A quick note on how to set up your Warre Beehive…
Starting from the bottom…
Ensure the surface underneath the hive is reasonably level with a slight lean towards the direction which the front of the Beehive will face, so for excess water to run away from the hive. The Warre beehive should be raised off the ground, the surface underneath can be a patio slab, a wooden pallet or whatever materials you have around. Ideally, your hive would be placed upon a hard-standing at least 10cm-15cm off the ground.
The solid wood floor… is the first item used and is in contact with the platform underneath your hive lifting it off the ground.
(Optional). The Varroa Floor is a visual aid to the condition of your colony… It is placed upon the solid floor with the mesh and removable cover to the rear of the hive (as shown in the picture below). You will need a screwdriver to remove the rear two screws which removes the rear cover, inside you will slide the tray in and out to check the contents that have fallen through the mesh, and returning the cover afterwards to reduce drafts and unwanted visitors from going inside the hive.

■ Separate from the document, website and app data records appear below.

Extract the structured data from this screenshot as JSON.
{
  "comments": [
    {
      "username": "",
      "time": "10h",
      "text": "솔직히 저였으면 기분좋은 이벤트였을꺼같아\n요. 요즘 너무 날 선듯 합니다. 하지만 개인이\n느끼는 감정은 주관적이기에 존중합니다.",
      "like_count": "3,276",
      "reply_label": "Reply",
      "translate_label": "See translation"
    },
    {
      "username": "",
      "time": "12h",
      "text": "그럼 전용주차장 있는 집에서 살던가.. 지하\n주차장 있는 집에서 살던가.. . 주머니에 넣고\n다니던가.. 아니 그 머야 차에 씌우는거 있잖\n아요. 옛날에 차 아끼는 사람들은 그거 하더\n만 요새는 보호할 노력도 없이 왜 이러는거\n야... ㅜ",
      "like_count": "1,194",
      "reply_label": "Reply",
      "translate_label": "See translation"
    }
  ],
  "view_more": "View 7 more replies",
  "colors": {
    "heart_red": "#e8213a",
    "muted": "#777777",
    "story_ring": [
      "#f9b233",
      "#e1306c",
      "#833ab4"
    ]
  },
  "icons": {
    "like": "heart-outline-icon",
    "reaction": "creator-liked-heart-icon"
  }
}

Now we have the Boxes and the Top bars… you can if you wish to, add a starter strip of wax into the slot of the top bar prior to inserting the tops bars into the Warre box (Please click the link for a simple short video on YouTube showing how someone has done it) http://www.youtube.com/watch?v=S-oD33LFp7E.
Bee warned… When thinking about adding Wax starter strips. Honey Bees will build their wax comb from these top bars and build downwards attaching it to the side walls of the box. The Wax starter strip is intended as a guide for Honey Bees to build down from. Past experience shows that they do not always build straight comb, sometimes they build across several top bars, this is called “cross comb”. For them, this is perfectly natural and a beautiful sight to see, however, this can be a huge headache when a human needs to perform any health inspections or for removal of honey. The two photos below were from the very same beehive, one box had wax starter strips, the other did not.
When ready, Insert 8 top bars with the slotted side facing down into each box in the metal castellated spacers.
If using windows, please ensure that the windows are not above the entrance of the colony, the windows can be to the rear or to either side of the hive, and we always have a minimum of 2 boxes in situ with more boxes added to the bottom when required.
Next we have the Top bar cloth… This arrives with you oversized and requiring sizing (flour paste). Firstly you need to make a flour paste to add to the Top bar cloth. In the “Bee-keeping for all” book it states
“In order to make the flour paste, mix into a litre of water, four or five soup spoonfuls of wheat flour, or better still rye flour. Boil it while stirring with a spoon until it becomes a thick homogenous paste. It is good to add a small amount of starch to the flour”
The top bar cloth then gets “painted” all over with the paste and left out to dry. Once dry it will stiffen quite nicely and make it easier for you to cut to size (cut just slightly smaller than the top of the top box). When done, place it on top of the top box.
The quilt… lives directly on top of the top bar cloth, with the hessian of the quilt touching the hessian of the top bar cloth. Supplied you will find a bag of Western Red Cedar wood shavings, used to produce your hive. You should empty the contents of wood shavings into the quilt to act as insulation.
Please note, you can also use other materials to act as insulation, such as fleece, hay or straw.
Finally… We arrive at the roof… It is simply placed over the top of the quilt. I tend to not have the sloped face on the same side of the hive entrance, just to eliminate water runoff landing at the entrance onto your ladies (Honey Bees).
We wish you to have many, many years of enjoyment using the Warre hive
Thank you very much for providing a home for some of our wonderful Honey Bees.